All things are passing, year into year, life into life, microscopically and macroscopically. We are so fortunate to be aware of our experience of it! I am ever grateful to my mother for sharing her life and her awareness and so many of her experiences with me. I look forward to more!
photo by Josh
May each of you be happy and at peace in this year’s ending and in the continuation of Life in the New Year!
While investigating a new follower, GYA today, I watched this YouTube clip from his May 17 post. Again, I had to ask myself about the source of my tears. (see my post Why These Tears? from 2 days ago) Watch it and see if you don’t have the same questions.
Okay, I’ll wait while you go get a tissue. Or watch it again. (I did both.)
I love his choice of song. It really puts the focus on the force of consciousness. What does your brain spend time on? Did you catch the comment by the one judge who said that it made her think that the things she worries about are “pathetic”? Pathetic. Sad. Sorrowful. Tearful. That we get stuck in negative and depressive patterns of thought surrounding circumstance is very sad to me. That there are other options, that we do have the capability to change our focus and probably our futures is the great joy.The tears are a double whammy. I am sad that seeing physical deformity and hearing the story of a child’s abandonment brings me to focus on depression by default. I am overjoyed to see that assumption shattered by the reality of a young man who enjoys love, the gift of a beautiful voice, and the opportunity to create a life that is satisfying to himself and an inspiration to others.
I hope that anyone reading this can take the time to IMAGINE today.
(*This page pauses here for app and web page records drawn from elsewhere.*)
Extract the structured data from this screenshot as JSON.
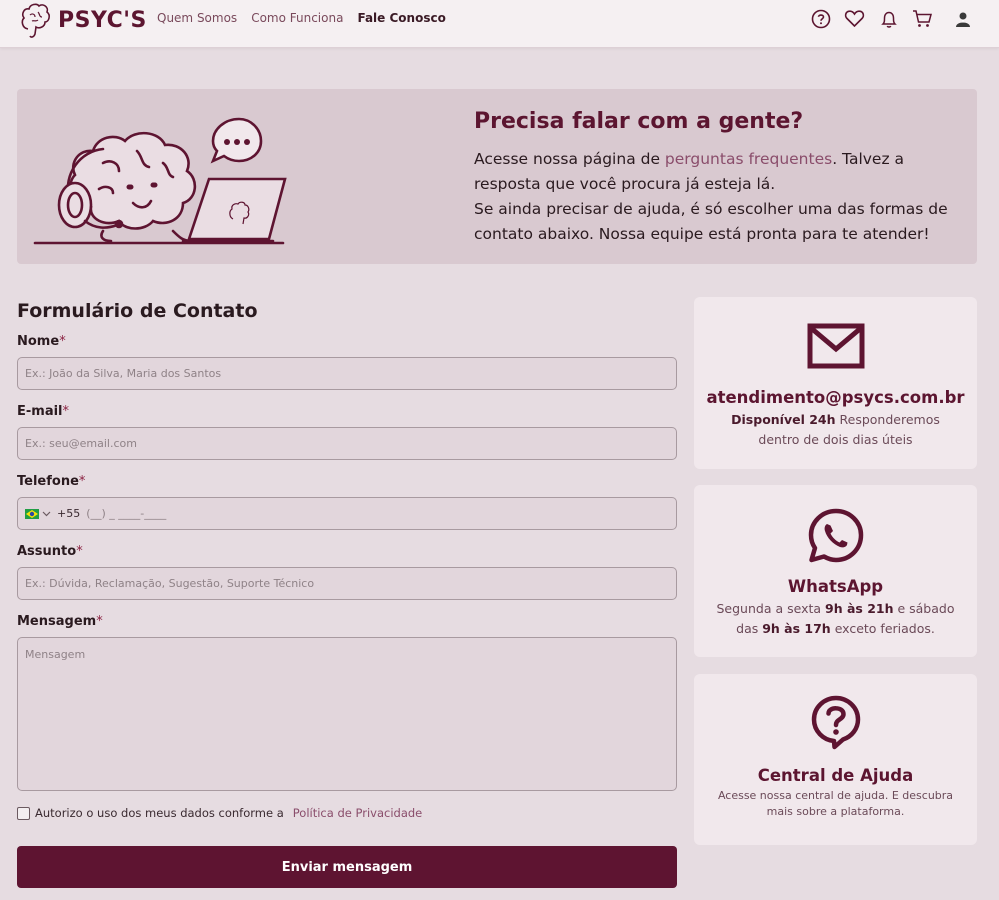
{
  "header": {
    "logo_text": "PSYC'S",
    "nav": [
      {
        "label": "Quem Somos"
      },
      {
        "label": "Como Funciona"
      },
      {
        "label": "Fale Conosco"
      }
    ],
    "icons": [
      "help-icon",
      "heart-icon",
      "bell-icon",
      "cart-icon",
      "user-icon"
    ]
  },
  "banner": {
    "title": "Precisa falar com a gente?",
    "line1_prefix": "Acesse nossa página de ",
    "line1_link": "perguntas frequentes",
    "line1_suffix": ". Talvez a resposta que você procura já esteja lá.",
    "line2": "Se ainda precisar de ajuda, é só escolher uma das formas de contato abaixo. Nossa equipe está pronta para te atender!"
  },
  "form": {
    "title": "Formulário de Contato",
    "required_mark": "*",
    "name_label": "Nome",
    "name_placeholder": "Ex.: João da Silva, Maria dos Santos",
    "email_label": "E-mail",
    "email_placeholder": "Ex.: seu@email.com",
    "phone_label": "Telefone",
    "phone_code": "+55",
    "phone_mask": "(__) _ ____-____",
    "subject_label": "Assunto",
    "subject_placeholder": "Ex.: Dúvida, Reclamação, Sugestão, Suporte Técnico",
    "message_label": "Mensagem",
    "message_placeholder": "Mensagem",
    "consent_text": "Autorizo o uso dos meus dados conforme a",
    "consent_link": "Política de Privacidade",
    "submit_label": "Enviar mensagem"
  },
  "cards": {
    "email": {
      "title": "atendimento@psycs.com.br",
      "bold": "Disponível 24h",
      "text": " Responderemos dentro de dois dias úteis"
    },
    "whatsapp": {
      "title": "WhatsApp",
      "t1": "Segunda a sexta ",
      "b1": "9h às 21h",
      "t2": " e sábado das ",
      "b2": "9h às 17h",
      "t3": " exceto feriados."
    },
    "help": {
      "title": "Central de Ajuda",
      "text": "Acesse nossa central de ajuda. E descubra mais sobre a plataforma."
    }
  },
  "colors": {
    "brand": "#5e1431",
    "background": "#e6dce1",
    "banner": "#d9c9d0",
    "card": "#f1e8ec",
    "link": "#8a4d6b"
  }
}
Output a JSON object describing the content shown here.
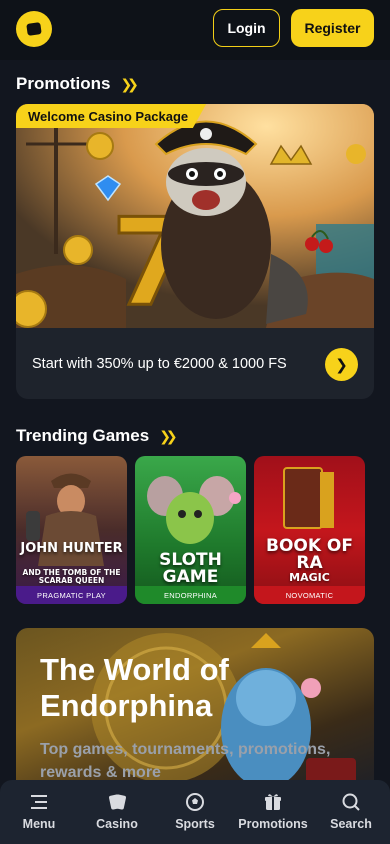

Imagine the things you worry about dissolving in a broader perspective. Imagine your limitations transformed by the transcendence of judgment. “Handicaps” aren’t handicaps. Reality is neutral. You can make a positive or a negative judgment about them, and that will effect your experience of them. I really believe this is what we do with our enormous brains, but most of our culture thinks that’s metaphysical hocus-pocus and that quality of life is found in the nature of circumstances. “IF” conditions are right, you can be happy. Why not just be happy and never mind “conditions”? This is not my own idea, of course. It stems from centuries of Buddhist thought about suffering. I have only recently begun to see it illustrated in my Western life. So here’s the million dollar question: what is happiness and how can you discover it? My mother used to quote, “Joy is the most infallible sign of the presence of God.” If so, joy is everywhere. Happiness is everywhere. It’s already here, then. It doesn’t need to be discovered; it may simply need to be uncovered. “Cleaning the windshield” is what Steve sometimes calls it. Get rid of the crud that keeps you from seeing the happiness that is all around. Imagine!